Photo: Paul GouldingOne South Bank CEO Kim Davis Wilson talks with Gov. Rick Scott in June.
Banking in Northwest Florida
Community Banks in Florida are 'Slow to Recover'
A struggling economy over the past five years triggered the failure of eight banks in the region, all but one taken over by non-Florida newcomers.
Community banks are needed for community growth, say their leaders. “Mom and pop businesses are looking for a handshake bank — more flexible, where bankers listen to the customer,’’ says Buzz Ritchie, a 45-year banker and CEO of Pensacola’s Gulf Coast Community Bank, a 2003 startup. He’s expecting improved bottom-line results in 2012 — but not likely a profit. Ritchie says what’s hurt bankers the most is commercial real estate lending — “a lot of it in ’05 and ’06, during the post-Katrina and post-Ivan enthusiasm. It wasn’t sustainable.”
Tallahassee’s ProBank, launched in 2007 and similarly hurt, recently sought $5 million from investors to meet regulatory requirements. “Our area, which was slow to have the problem, is slow to recover,’’ says ProBank holding company CEO Corey Coughlin, a 40-year Florida banker. “Loan demand is not where I would like to see it. But Florida will get back into the boom stage.’’
Some new banks are thriving. One South Bank in Chipley was Washington County’s first new local bank in 20 years when it started in late 2008. It has since grown to $34 million in assets, says CEO Kim Davis Wilson. Its core policy: Cautious lending to help small businesses grow.
The Florida Bankers Association is optimistic for the state as a whole, says FBA Chairman Tommy Tait. “There’s more energy; there’s new business.’’ The outlook may not be quite as positive in northwest Florida, adds Tait, who’s also Pensacola market president for Summit Bank, the region’s newest community bank and one of its strongest. “I think some sustainable recovery will be needed before you see many startups.’’
Fewer Bank Failures …
» 2012 (as of Aug. 1) – None
» 2011 – 2
» 2010 – 5
» 2009 – 1
» 2008 – 0
But Bank Ratings Are Low
Among 27 regional community banks:
9 banks have a 0 rating

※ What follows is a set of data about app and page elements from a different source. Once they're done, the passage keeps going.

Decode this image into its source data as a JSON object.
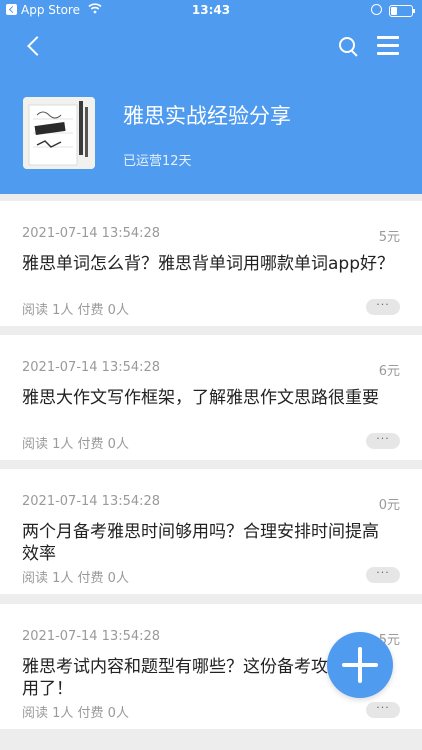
{
  "status_bar": {
    "carrier": "App Store",
    "time": "13:43"
  },
  "header": {
    "title": "雅思实战经验分享",
    "subtitle": "已运营12天",
    "accent_color": "#4f9bef"
  },
  "posts": [
    {
      "date": "2021-07-14 13:54:28",
      "price": "5元",
      "title": "雅思单词怎么背？雅思背单词用哪款单词app好？",
      "meta": "阅读 1人 付费 0人",
      "more": "···"
    },
    {
      "date": "2021-07-14 13:54:28",
      "price": "6元",
      "title": "雅思大作文写作框架，了解雅思作文思路很重要",
      "meta": "阅读 1人 付费 0人",
      "more": "···"
    },
    {
      "date": "2021-07-14 13:54:28",
      "price": "0元",
      "title": "两个月备考雅思时间够用吗？合理安排时间提高效率",
      "meta": "阅读 1人 付费 0人",
      "more": "···"
    },
    {
      "date": "2021-07-14 13:54:28",
      "price": "5元",
      "title": "雅思考试内容和题型有哪些？这份备考攻略太实用了！",
      "meta": "阅读 1人 付费 0人",
      "more": "···"
    }
  ],
  "icons": {
    "back": "chevron-left-icon",
    "search": "search-icon",
    "menu": "menu-icon",
    "fab": "plus-icon"
  }
}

37% have ratings of 2 or below, compared to 11% with those ratings among all U.S. banks
33% are rated 4 or 5, the highest ratings, compared to 66% of national banks

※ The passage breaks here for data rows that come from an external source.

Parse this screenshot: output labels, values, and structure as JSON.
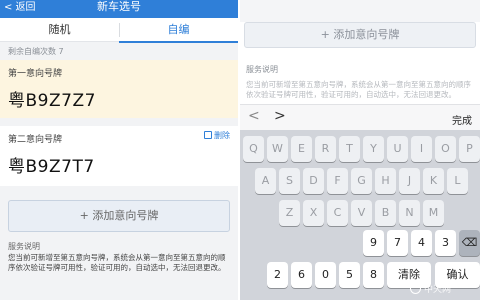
{
  "left": {
    "nav": {
      "back": "< 返回",
      "title": "新车选号"
    },
    "tabs": [
      {
        "label": "随机"
      },
      {
        "label": "自编"
      }
    ],
    "remaining": "剩余自编次数 7",
    "cards": [
      {
        "label": "第一意向号牌",
        "plate": "粤B9Z7Z7"
      },
      {
        "label": "第二意向号牌",
        "plate": "粤B9Z7T7",
        "delete": "删除"
      }
    ],
    "add_button": "+ 添加意向号牌",
    "service_title": "服务说明",
    "service_text": "您当前可新增至第五意向号牌，系统会从第一意向至第五意向的顺序依次验证号牌可用性，验证可用的，自动选中，无法回退更改。"
  },
  "right": {
    "add_button": "+ 添加意向号牌",
    "service_title": "服务说明",
    "service_text": "您当前可新增至第五意向号牌，系统会从第一意向至第五意向的顺序依次验证号牌可用性，验证可用的，自动选中，无法回退更改。",
    "toolbar": {
      "prev": "<",
      "next": ">",
      "done": "完成"
    },
    "keyboard": {
      "row1": [
        "Q",
        "W",
        "E",
        "R",
        "T",
        "Y",
        "U",
        "I",
        "O",
        "P"
      ],
      "row2": [
        "A",
        "S",
        "D",
        "F",
        "G",
        "H",
        "J",
        "K",
        "L"
      ],
      "row3": [
        "Z",
        "X",
        "C",
        "V",
        "B",
        "N",
        "M"
      ],
      "row4": [
        "9",
        "7",
        "4",
        "3"
      ],
      "row5": [
        "2",
        "6",
        "0",
        "5",
        "8",
        "清除",
        "确认"
      ],
      "backspace": "⌫"
    }
  },
  "watermark": "中天网"
}
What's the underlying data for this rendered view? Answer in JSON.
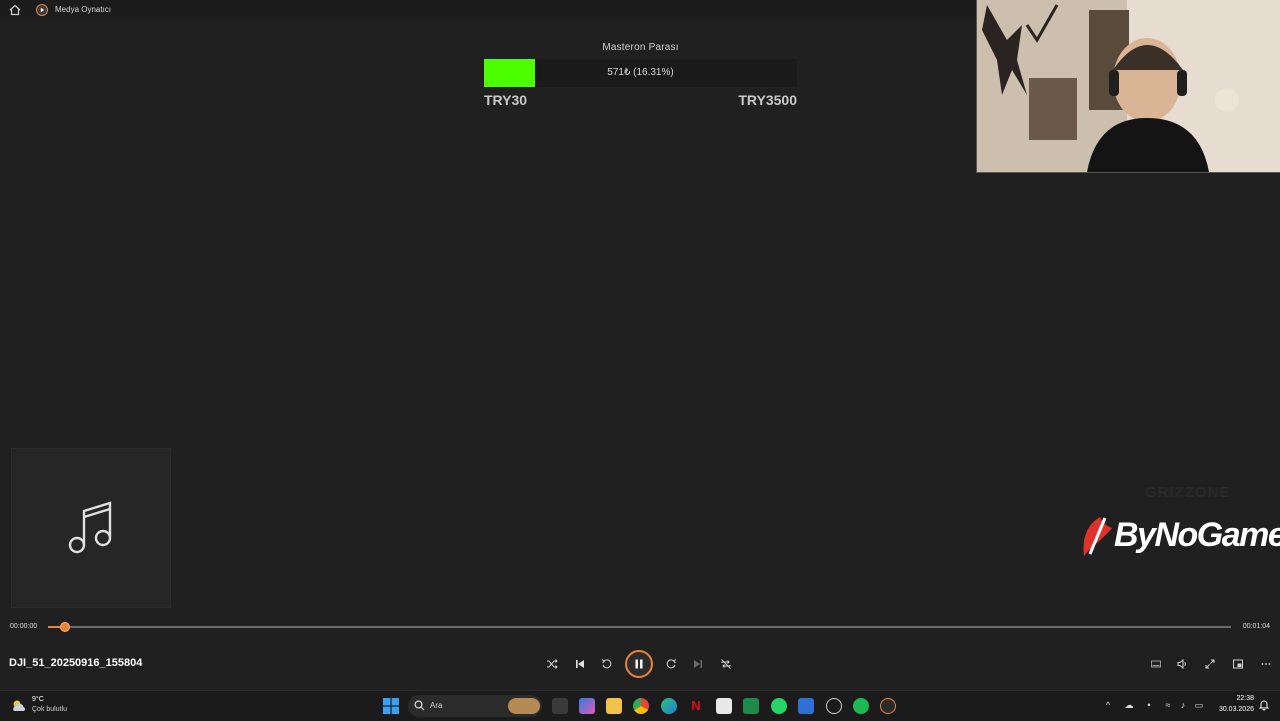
{
  "app": {
    "title": "Medya Oynatıcı"
  },
  "goal": {
    "title": "Masteron Parası",
    "progress_text": "571₺ (16.31%)",
    "progress_fraction": 0.1631,
    "min_label": "TRY30",
    "max_label": "TRY3500",
    "fill_color": "#4cff00"
  },
  "overlay": {
    "logo_text": "ByNoGame",
    "logo_color": "#e0322c",
    "watermark": "GRIZZONE"
  },
  "player": {
    "current_time": "00:00:00",
    "duration": "00:01:04",
    "position_fraction": 0.014,
    "track_name": "DJI_51_20250916_155804",
    "accent_color": "#e8833a",
    "controls": [
      "shuffle-icon",
      "previous-icon",
      "rewind-10-icon",
      "pause-icon",
      "forward-30-icon",
      "next-icon",
      "repeat-off-icon"
    ],
    "right_controls": [
      "miniplayer-icon",
      "volume-icon",
      "fullscreen-icon",
      "compact-icon",
      "more-icon"
    ]
  },
  "taskbar": {
    "weather_temp": "9°C",
    "weather_desc": "Çok bulutlu",
    "search_placeholder": "Ara",
    "time": "22:38",
    "date": "30.03.2026"
  }
}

Sources: FDIC; Bauer Financial ratings (3/31/12 data)
County Share of State Deposits
|Santa Rosa||36||$1.2 B||0.30%|